Securing thread - LOOP Method

Use for small areas with only a few stitches or isolated stitches such as characters in lettering.

With a single strand of floss, thread both ends of floss through needle. Come up from back in the upper corner of a square, go down in the opposite corner at bottom of square as shown.

Pull  thread through gently.  Thread will appear on front of fabric like the first half of a Cross Stitch.
Turn fabric over to back and run needle through loop left at back. Pull snugly to secure. Bring needle up in position to continue next stitch.

Securing Thread - WASTE KNOT Method

Used for regular Cross Stitch.

Thread needle as usual, tieing a knot at thread ends. Go down from the front of fabric about an inch or so away from where you will be starting to stitch. Bring needle up in position to begin first stitch. Work several Cross Stitches, securing thread end. Carefully clip off Waste Knot from front.


Ending Thread

TO END THREAD: Weave thread still in the needle under several completed stitches on back. Clip off thread end. For isolated stitches, run thread back and forth under existing stitches to secure.

THE STITCHES


Cross Stitch
Come up at 1, down at 2, up at 3, down at 4, up at 5, down at 6, up at 7.
At end of row, return, covering previous stitches, up at 7, down at 4, up at 5, down at 2, repeating to end of row. Each stitch covers one square of the fabric. You may work either horizontal or vertical rows. NOTE: Stitches on back will be vertical.
For VERTICAL ROWS,  each stitch is worked separately. Up at 1, down at 2, up at 3, down at 4. For next stitch, Up at 5, down at 3, up at 6, down at 1, then up at 7 for next stitch.

Half Cross Stitch
 

This stitch is simply the first part of the Cross Stitch by itself. This stitch is mainly used for backgrounds and soft subtle shading of large areas. It is worked with 1 Strand of Floss unless noted otherwise. You may work rows of Half Cross back and forth by turning fabric upside down for alternate rows. Keep stitch tension light to avoid distorting fabric.


Quarter Stitch

Quarter Stitches are usually worked along outer edges of shapes in a design, as well as  facial areas where definition is required  Some squares on the chart will have two Quarter Stitches in the same square. These small stitches will be defined later by Back Stitch.

 
Work Quarter Stitches as follows: Make a tiny diagonal stitch (1/4 of a normal stitch) from the corner of the square to the center of the square. You can also come up in the center of the square, going back down into the corner hole. 

Backstitch

 

Back Stitch is indicated on the chart by the heavy solid outline in various places. Use the colors of floss indicated on the chart, using 1 strand of floss unless instructed otherwise.

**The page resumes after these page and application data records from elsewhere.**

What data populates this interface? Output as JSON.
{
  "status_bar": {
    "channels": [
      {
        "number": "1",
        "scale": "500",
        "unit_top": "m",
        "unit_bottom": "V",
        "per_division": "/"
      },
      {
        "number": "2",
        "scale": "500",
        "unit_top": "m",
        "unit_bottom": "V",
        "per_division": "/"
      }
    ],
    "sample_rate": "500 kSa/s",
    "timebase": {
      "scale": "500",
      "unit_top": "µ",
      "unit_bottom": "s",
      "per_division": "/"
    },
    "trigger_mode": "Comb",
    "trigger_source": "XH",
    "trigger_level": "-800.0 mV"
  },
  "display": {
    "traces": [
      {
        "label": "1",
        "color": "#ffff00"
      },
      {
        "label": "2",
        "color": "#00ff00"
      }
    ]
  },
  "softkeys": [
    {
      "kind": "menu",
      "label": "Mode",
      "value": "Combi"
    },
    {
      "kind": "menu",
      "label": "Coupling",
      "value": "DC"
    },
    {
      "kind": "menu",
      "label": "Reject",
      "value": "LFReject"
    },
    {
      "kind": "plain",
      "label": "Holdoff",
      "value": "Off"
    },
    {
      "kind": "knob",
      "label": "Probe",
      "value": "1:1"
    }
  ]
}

Come up at 1, down at 2, up at 3, down at 1, up at 4, down at 3, etc. continuing along shape.

 
BACK STITCH across 2 squares: Back Stitches sometimes will go across 2 squares, for such things as grass or flower stems. Work as follows: Come up at 1 in corner of square, down at 2 between fabric squares, up at 3 in square corner, down at 2. 

Long Straight Stitches

These stitches can indicate things such as grass, sunrays, cat whiskers, etc. These stitches cover more than one square on the chart.

Whiskers example: Come up at 1, down at 2, up at 3, down at 1, up at 4, down at 3. These long stitches are worked similarly to Back Stitch. Do not pull these stitches too tightly. Let the stitches lay on top of the fabric.

 

Sunrays example:

Come up at 1, down at 2, up at 3, down at 4, up again at 3, down at 5.

 

 

Illustrations and text 2000, Donna Vermillion Giampa, The Vermillion Stitchery

Last Updated on 04/27/09
By Diana Vermillion Girling
Email:
charts@vsccs.com